Keeping religion at arm’s length from the government is one thing. Keeping one religion at arm’s length from another, especially at the grassroots level of participation, is something else again. Whether we call it ‘‘cultural appropriation’’ or — less ominously, perhaps — cultural borrowing, there happens to be a lot of traffic between faiths in modern America.
Consider, for instance, the practice of gift giving at Hanukkah, which took its cue from Christmas. Or, for that matter, the kinds of goyishe foods (let’s hear it for mac and cheese) that many American Jews routinely consume. More striking still are the ways in which Christian notions of decorum and architecture (all that stained glass!), not to mention family-style seating as well as the sermon, have influenced American synagogue life. In each instance, American Jews have drawn on phenomena not initially their own — and then redefined them.
The same can be said of Christian Americans. They, too, have taken up practices from outside their faith and integrated them into their daily lives. The breaking of the glass at the conclusion of a wedding, or, better yet, the hoisting aloft of the bride and groom while dancing at the reception, has become a familiar pursuit of late within Christian circles. So, too, has the use of a ketubah, the official Jewish marriage document, as a recent New York Times article by Samuel Freedman pointed out, and the wearing of silver “Kabbalah dogtags” and other forms of jewelry with “Kabbalistic themes,” such as red-string bracelets.
All this pales in comparison with the popularity of the Passover Seder within Christian circles. For years, many American Jews have made a point of inviting their Christian neighbors and colleagues to a Seder: an exercise in both demystification and neighborliness. The ancient, food-centered ritual showcases the particularities of Judaism in a friendly, congenial and domestic (read “neutral”) setting. It’s fun, too.
But the participation of Christians in a Seder orchestrated by Jewish friends is only the tip of the iceberg. More pronounced by far is the frequency with which this millennial Judaic phenomenon has appeared over the course of the past decade or so within avowedly Christian — and largely evangelical — contexts.

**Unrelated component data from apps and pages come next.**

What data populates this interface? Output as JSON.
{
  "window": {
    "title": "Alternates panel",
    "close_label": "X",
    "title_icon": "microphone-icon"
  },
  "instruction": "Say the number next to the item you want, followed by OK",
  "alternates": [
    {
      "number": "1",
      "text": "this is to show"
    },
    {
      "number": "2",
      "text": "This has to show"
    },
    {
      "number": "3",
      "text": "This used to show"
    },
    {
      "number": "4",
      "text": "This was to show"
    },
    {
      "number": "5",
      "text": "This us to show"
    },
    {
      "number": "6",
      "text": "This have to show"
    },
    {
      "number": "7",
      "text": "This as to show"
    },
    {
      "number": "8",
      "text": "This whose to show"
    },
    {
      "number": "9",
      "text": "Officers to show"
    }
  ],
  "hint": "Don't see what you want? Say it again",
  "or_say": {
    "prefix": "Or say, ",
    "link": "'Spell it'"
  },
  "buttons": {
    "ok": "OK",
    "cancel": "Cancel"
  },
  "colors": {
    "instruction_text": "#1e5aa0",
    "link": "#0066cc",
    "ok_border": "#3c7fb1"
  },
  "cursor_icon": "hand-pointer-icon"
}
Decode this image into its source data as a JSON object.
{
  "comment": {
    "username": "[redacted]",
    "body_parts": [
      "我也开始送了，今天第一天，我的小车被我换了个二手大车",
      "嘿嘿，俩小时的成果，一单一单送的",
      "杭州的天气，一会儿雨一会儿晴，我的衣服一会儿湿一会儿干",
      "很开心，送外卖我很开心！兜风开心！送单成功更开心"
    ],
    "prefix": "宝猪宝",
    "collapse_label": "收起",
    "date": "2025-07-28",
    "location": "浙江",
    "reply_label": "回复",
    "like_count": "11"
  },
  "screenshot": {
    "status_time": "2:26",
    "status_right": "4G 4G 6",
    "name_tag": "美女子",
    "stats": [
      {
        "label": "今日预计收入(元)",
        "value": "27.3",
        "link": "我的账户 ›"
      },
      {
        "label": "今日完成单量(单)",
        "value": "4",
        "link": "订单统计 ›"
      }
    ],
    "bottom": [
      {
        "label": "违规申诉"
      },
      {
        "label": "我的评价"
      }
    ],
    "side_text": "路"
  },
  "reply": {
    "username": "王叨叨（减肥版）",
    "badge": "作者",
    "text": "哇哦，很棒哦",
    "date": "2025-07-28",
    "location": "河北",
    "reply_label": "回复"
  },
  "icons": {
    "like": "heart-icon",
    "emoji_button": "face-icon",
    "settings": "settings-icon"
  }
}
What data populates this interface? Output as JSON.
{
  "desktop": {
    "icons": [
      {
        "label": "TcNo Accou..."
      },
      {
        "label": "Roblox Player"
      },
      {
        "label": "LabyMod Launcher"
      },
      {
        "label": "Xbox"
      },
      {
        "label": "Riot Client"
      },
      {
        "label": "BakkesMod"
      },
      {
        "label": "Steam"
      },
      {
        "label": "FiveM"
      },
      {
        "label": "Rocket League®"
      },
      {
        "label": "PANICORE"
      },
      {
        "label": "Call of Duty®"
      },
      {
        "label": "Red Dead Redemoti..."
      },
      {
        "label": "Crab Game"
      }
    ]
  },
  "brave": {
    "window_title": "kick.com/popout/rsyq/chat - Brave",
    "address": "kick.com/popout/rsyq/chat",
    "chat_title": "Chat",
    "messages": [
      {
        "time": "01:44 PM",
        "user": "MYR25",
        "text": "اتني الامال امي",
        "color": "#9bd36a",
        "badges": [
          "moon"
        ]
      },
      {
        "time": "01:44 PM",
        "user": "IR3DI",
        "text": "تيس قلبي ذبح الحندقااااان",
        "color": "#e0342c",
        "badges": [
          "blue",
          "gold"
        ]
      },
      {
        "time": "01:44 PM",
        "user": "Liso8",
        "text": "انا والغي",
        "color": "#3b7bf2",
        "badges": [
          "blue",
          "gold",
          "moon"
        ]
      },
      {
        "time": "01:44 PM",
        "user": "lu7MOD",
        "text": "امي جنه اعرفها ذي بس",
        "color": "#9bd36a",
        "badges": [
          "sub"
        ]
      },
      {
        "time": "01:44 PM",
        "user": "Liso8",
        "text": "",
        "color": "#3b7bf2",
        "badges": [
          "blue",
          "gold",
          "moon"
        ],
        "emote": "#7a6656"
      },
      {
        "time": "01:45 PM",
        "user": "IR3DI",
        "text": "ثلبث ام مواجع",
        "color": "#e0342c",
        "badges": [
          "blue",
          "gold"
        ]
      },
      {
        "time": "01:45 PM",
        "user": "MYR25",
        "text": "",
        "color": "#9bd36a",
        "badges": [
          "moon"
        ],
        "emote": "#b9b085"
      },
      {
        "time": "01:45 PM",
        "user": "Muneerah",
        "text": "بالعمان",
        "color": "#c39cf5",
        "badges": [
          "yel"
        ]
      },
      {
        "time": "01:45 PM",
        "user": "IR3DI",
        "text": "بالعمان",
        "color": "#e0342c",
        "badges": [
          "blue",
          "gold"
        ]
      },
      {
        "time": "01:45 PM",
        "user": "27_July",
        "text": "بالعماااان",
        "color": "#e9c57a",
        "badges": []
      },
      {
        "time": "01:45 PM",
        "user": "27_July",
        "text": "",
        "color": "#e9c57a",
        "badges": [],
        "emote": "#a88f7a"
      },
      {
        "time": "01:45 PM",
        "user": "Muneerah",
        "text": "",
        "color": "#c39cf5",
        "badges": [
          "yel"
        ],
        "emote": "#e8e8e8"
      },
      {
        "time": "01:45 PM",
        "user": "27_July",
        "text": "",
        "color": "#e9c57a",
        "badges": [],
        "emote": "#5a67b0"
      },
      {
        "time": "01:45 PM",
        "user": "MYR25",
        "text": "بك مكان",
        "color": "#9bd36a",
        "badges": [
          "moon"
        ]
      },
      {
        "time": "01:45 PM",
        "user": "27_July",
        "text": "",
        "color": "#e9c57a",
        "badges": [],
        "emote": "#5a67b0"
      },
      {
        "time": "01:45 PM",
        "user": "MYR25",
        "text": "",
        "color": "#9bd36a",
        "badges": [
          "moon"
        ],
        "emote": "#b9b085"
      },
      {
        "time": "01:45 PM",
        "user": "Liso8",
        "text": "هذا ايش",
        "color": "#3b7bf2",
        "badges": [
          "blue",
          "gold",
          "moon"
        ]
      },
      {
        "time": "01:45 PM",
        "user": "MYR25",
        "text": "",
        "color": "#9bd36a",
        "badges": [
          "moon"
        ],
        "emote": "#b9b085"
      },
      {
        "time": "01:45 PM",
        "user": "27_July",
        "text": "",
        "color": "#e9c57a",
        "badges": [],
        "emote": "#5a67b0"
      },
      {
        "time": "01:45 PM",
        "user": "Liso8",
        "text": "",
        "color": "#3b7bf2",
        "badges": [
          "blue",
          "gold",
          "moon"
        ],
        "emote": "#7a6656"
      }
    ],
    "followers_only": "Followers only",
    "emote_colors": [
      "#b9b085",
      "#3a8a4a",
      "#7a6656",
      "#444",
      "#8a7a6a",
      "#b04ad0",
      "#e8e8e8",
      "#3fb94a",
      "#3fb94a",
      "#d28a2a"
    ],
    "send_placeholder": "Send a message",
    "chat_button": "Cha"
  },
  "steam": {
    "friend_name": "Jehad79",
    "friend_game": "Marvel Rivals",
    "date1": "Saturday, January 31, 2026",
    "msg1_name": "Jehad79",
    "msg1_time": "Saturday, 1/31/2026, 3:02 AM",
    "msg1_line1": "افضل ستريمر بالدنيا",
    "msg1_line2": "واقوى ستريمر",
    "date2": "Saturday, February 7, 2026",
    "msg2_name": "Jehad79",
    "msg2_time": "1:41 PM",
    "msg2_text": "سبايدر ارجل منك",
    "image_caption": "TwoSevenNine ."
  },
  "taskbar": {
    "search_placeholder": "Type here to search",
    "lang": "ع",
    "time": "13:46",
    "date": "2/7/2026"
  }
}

I have in mind here the Holy Land Experience, a religious theme park in Orlando, Fla., where, day in and day out, visitors in shorts queue up in front of the Shofar Auditorium to see the “Passover Seder Presentation.”
According to this peppy, 30-minute rendition of the Passover ritual, the three matzot used in the Seder represent the Holy Trinity; the youngest person in the family asks the Four Questions as an homage to John the Apostle, who was reportedly the youngest person at the Last Supper, and the reason that red wine is consumed at the Seder is that it represents the blood of Christ rather than Manischewitz’s market share or an age-old affinity for the sweetest of grapes.
There’s no need to travel as far as Orlando, though, to participate in a Christianized Seder like this one. The Holy Land Experience may offer a more extreme — and crowded — version of “recovering Passover for Christians,” as Dennis Bratcher’s “Introduction to a Christian Seder” would have it, but it’s hardly an isolated one. Elsewhere throughout the length and breadth of the United States, as a quick Google search makes abundantly clear, Christian Americans have taken to holding their own Seder. Some see it as a way to experience the “story of God’s grace in history.” Others view it as an opportunity to highlight what they have in common with the Jews or to come closer to Jesus, whose last meal on earth happened to be either a Seder or some other religiously inspired get-together. Meanwhile, some Christians even go so far as to substitute matzo for the Eucharist wafer.
Reckoning with these latter-day cultural expressions of mix ’n’ match generates questions galore. Should they be applauded, shrugged off or disavowed? Are they to be born with equanimity, discomfort or resignation? More to the point, how should they be read? As sociology — as reflections of cultural diversity and as byproducts of intermarriage — or as New Age theology?
It all comes down, I suppose, to one’s personal perspective. What’s not up for grabs, though, is the extent to which religion in contemporary America is a two-way street.